Stanley, a hunter, explains how his community depends on the land the miners purchased: "I live all year round with hunting. Its what we live off of, and the big open mining pits they want to put in, it would destroy all of that." Leighton Waswa, a young hunter from Neskantaga First Nation tells North Star his concerns "Our water is going to be polluted, we're worried there's going to be oil spills, the fish will get sick. The animals need the river too."
This area is the second largest wetland in the world. It is a massive carbon sink, storing 450 million tonnes of carbon that could otherwise increase CO2 levels in the atmosphere. According to Wildlands League researchers, exploiting just 4% of these wetlands would release enough carbon to offset the decrease in Canada's carbon emissions between 2005 and 2021.
The Grassy Narrows' struggle for self-determination dates back to the 1960s, when a paper mill polluted their water with mercury. This poisoning led to permanent health problems, a mental health crisis and youth suicide. Grassy Narrows is host to Canada's longest blockade in 200 years, started in 2002, and in 2018, 4,000 new mining projects are facing strong resistance on their territory.
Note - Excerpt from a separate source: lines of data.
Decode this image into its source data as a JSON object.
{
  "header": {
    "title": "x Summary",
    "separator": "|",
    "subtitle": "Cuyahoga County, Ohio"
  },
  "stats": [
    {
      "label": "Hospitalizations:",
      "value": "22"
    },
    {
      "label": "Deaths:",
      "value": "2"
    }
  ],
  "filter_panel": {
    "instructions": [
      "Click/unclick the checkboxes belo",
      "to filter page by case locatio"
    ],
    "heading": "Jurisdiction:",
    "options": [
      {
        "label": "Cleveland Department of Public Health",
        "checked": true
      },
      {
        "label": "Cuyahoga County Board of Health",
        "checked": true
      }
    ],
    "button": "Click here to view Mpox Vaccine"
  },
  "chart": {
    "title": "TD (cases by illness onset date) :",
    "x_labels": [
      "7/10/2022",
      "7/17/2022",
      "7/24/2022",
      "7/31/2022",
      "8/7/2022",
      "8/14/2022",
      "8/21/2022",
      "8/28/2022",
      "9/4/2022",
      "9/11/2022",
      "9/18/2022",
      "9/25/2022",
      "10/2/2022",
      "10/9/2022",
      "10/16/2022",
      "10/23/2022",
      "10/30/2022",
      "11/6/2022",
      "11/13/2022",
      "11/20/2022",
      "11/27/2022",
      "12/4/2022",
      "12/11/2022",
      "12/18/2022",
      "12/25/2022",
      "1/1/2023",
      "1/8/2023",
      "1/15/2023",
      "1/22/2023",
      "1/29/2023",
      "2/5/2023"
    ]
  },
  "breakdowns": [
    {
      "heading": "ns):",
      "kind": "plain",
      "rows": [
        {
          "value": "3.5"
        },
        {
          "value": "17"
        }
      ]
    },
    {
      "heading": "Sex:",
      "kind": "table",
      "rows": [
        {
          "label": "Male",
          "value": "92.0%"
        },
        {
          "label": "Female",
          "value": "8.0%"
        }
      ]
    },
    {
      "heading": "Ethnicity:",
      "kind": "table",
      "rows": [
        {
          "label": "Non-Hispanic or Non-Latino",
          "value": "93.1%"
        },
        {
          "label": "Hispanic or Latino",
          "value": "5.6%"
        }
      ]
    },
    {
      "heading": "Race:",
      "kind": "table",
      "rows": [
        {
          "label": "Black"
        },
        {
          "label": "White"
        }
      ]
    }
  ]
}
"No means no and that is exactly what we're here to say." explains Kendra Moonias, a youth of Neskantaga First Nation. Stanley, for his part, tells North Star: "We have everything that we need back home. We want it to stay like that, with nothing destroyed—good land."